I have been trying out magnet therapy for my stiff neck. It’s supposed to be very effective for inflammation, and, so far it’s proving to be quite effective. Yesterday, while I was in the process of making dinner with a particularly sharp knife, my ‘phone rang. As I put the ‘phone to my ear, the knife sprang vigourously out of my hand, and onto the magnet on my neck, stabbing me the process. So, although the inflammation in my neck is quite a bit better, I’m now dealing with a minor stab wound.
I’m not really fit to be let loose in public: I keep accosting people I don’t know, and blanking people I do. I’m obviously not the only one to find masked faces a challenge though, because the doctor that jabbed me last week asked if I’d been on the operating bloc recently, as I ‘looked very familiar’. I know I’m a bit vague, but I think I’d remember being operated on so recently… I would, wouldn’t I?
A friend who visited recently made this for us during her stay. I loved it so much, I’ve made it quite a few times since.
Walnuts are full of vitamins and minerals, and are an especially rich source of Omega 3. They are a good source of copper, folic acid, phosphorus, vitamin B6, manganese and vitamin E.
Walnuts are also a rich source of phytosterols and antioxidants which help decrease inflammation. Consuming walnuts can enrich the gut microbiome, increasing good bacteria.
Recipe for French walnut tart (serves 6)
- 150g butter
- 270g flour (I used einkorn flour)
- 1 pinch of salt
- 225g walnuts
- 2 eggs
- 20cl fresh cream
- Drop of vanilla essence
- 100g cane sugar
- 1/2 teaspoon cinnamon, ginger and cardamon
Preheat the oven to 180°C.
To make the pastry, begin by cutting the butter into small cubes. Sift the flours and a pinch of salt together into in a mixing bowl, also adding the cubes of butter. Rub in and blend by hand until the mixture becomes crumbly. Add the cold water, mixing rapidly with a spoon. Remove the mixture from the bowl onto a lightly floured surface. Knead until you obtain a ball of pastry (if the mixture isn’t ‘sticky’ enough to form a ball, you may need a drop more water). Wrap in a clean cotton tea towel or some cling film and leave to ‘rest’ in the fridge for about two hours. This relaxes the dough and makes it easier to use.

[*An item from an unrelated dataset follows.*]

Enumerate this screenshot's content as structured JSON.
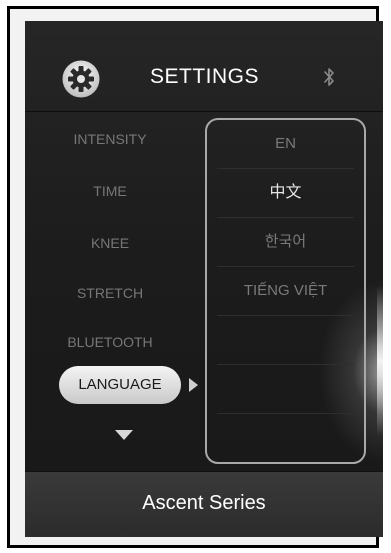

For the filling, crush the walnuts and set aside. Beat the eggs, adding the cream, vanilla, and sugar and spices, mixing well. Add the crushed nuts and pour the mixture into the prepared pastry case. Bake at 180°C for 35 minutes. Delicious hot or cold.